### WHAT YOU HAVE TO DO
Write out the data that follows exactly, keeping every picture out.

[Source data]
[Start of section]

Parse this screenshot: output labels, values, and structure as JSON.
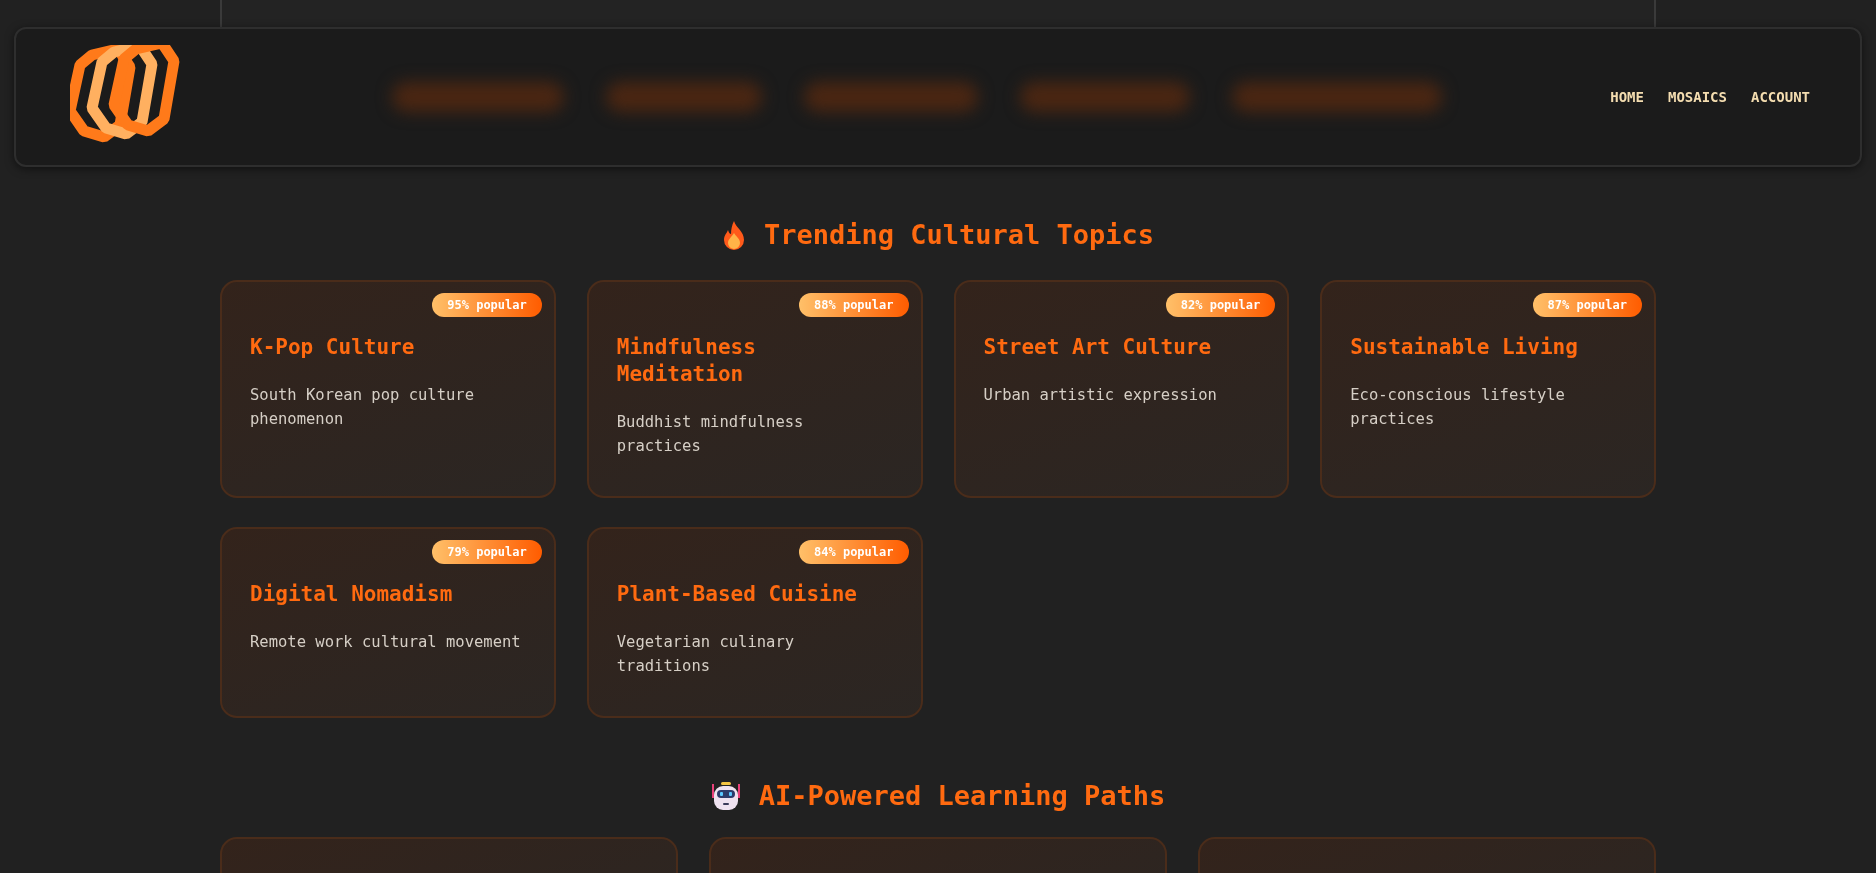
{
  "header": {
    "nav": [
      {
        "label": "HOME"
      },
      {
        "label": "MOSAICS"
      },
      {
        "label": "ACCOUNT"
      }
    ]
  },
  "trending": {
    "title": "Trending Cultural Topics",
    "cards": [
      {
        "title": "K-Pop Culture",
        "description": "South Korean pop culture phenomenon",
        "badge": "95% popular"
      },
      {
        "title": "Mindfulness Meditation",
        "description": "Buddhist mindfulness practices",
        "badge": "88% popular"
      },
      {
        "title": "Street Art Culture",
        "description": "Urban artistic expression",
        "badge": "82% popular"
      },
      {
        "title": "Sustainable Living",
        "description": "Eco-conscious lifestyle practices",
        "badge": "87% popular"
      },
      {
        "title": "Digital Nomadism",
        "description": "Remote work cultural movement",
        "badge": "79% popular"
      },
      {
        "title": "Plant-Based Cuisine",
        "description": "Vegetarian culinary traditions",
        "badge": "84% popular"
      }
    ]
  },
  "learning_paths": {
    "title": "AI-Powered Learning Paths",
    "cards": [
      {
        "kind": "card"
      },
      {
        "kind": "card"
      },
      {
        "kind": "card"
      }
    ]
  }
}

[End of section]

### OUTPUT OF THE TASK
Parse this screenshot: output labels, values, and structure as JSON.
{
  "header": {
    "nav": [
      {
        "label": "HOME"
      },
      {
        "label": "MOSAICS"
      },
      {
        "label": "ACCOUNT"
      }
    ]
  },
  "trending": {
    "title": "Trending Cultural Topics",
    "cards": [
      {
        "title": "K-Pop Culture",
        "description": "South Korean pop culture phenomenon",
        "badge": "95% popular"
      },
      {
        "title": "Mindfulness Meditation",
        "description": "Buddhist mindfulness practices",
        "badge": "88% popular"
      },
      {
        "title": "Street Art Culture",
        "description": "Urban artistic expression",
        "badge": "82% popular"
      },
      {
        "title": "Sustainable Living",
        "description": "Eco-conscious lifestyle practices",
        "badge": "87% popular"
      },
      {
        "title": "Digital Nomadism",
        "description": "Remote work cultural movement",
        "badge": "79% popular"
      },
      {
        "title": "Plant-Based Cuisine",
        "description": "Vegetarian culinary traditions",
        "badge": "84% popular"
      }
    ]
  },
  "learning_paths": {
    "title": "AI-Powered Learning Paths",
    "cards": [
      {
        "kind": "card"
      },
      {
        "kind": "card"
      },
      {
        "kind": "card"
      }
    ]
  }
}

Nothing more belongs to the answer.